Similar Essays

What Caused First World War? Essay

1266 words - 5 pages major causes of WW1 were the Colonial Rivalries and the arms race in my opinion.First of all, Colonial Rivalries was the most significant cause for WW1, because I think wars are usually caused by rivalry of resources. That's a very good point. Since 1870, Europeans countries started to demand colonies for expanding their nation and imperialistic activities were motivated in other continents, such as Asia, Africa. Between 1895 AND 1905

Impact Of The Vietnam War On Australia.

1008 words - 4 pages . During the WW1 the church had strongly opposed it, but dealing with Vietnam they were strongly in favour of Australian involvement and conscription in order to fight a 'godless communism'.There were two main protest groups... those who believed that Australia should not be involved, and those who believed that only conscription was wrong. Most of the protests at the time were quiet and calm. A number of universities organized 'teach ins' where

A Man Of His Country Essay

1331 words - 6 pages good intentions for Canada and stabilized the economy. During World War 1 (WW1) the Canadian French and English had a very unpleasant relationship because of conscription. With the help of almost all of the English speaking members in Parliament; disregarding the French members, Prime Minister Robert Borden imposed conscription which caused a riot in Montreal. Store windows were broken; railway cars were flipped upside down causing thousands wounded

Sectarianism In Australia Essay

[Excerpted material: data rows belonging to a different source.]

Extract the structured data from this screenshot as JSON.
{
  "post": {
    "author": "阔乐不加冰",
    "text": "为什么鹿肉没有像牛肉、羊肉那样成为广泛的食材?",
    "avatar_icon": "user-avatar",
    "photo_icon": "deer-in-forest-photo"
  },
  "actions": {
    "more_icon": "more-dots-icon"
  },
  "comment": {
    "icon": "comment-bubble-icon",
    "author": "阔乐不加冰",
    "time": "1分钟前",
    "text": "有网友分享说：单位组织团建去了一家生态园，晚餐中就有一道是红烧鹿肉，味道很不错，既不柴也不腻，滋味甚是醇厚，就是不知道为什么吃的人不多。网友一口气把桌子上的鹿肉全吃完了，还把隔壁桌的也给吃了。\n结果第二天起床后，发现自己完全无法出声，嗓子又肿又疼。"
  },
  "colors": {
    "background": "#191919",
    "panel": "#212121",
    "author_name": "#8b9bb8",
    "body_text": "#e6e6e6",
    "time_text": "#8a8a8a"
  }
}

871 words - 3 pages Australia's involvement in the First World War. However the question of Catholic loyalty was revised with the campaign against conscription by the involvement of Catholic Archbishop Mannix. Sectarianism had a great impact on conscription debate. WW1 was a time of bitterness and division in which religion was just one element in the combination of class, political and ethical factors. In 1916, the labour Prime Minister Billy Hughes endeavoured to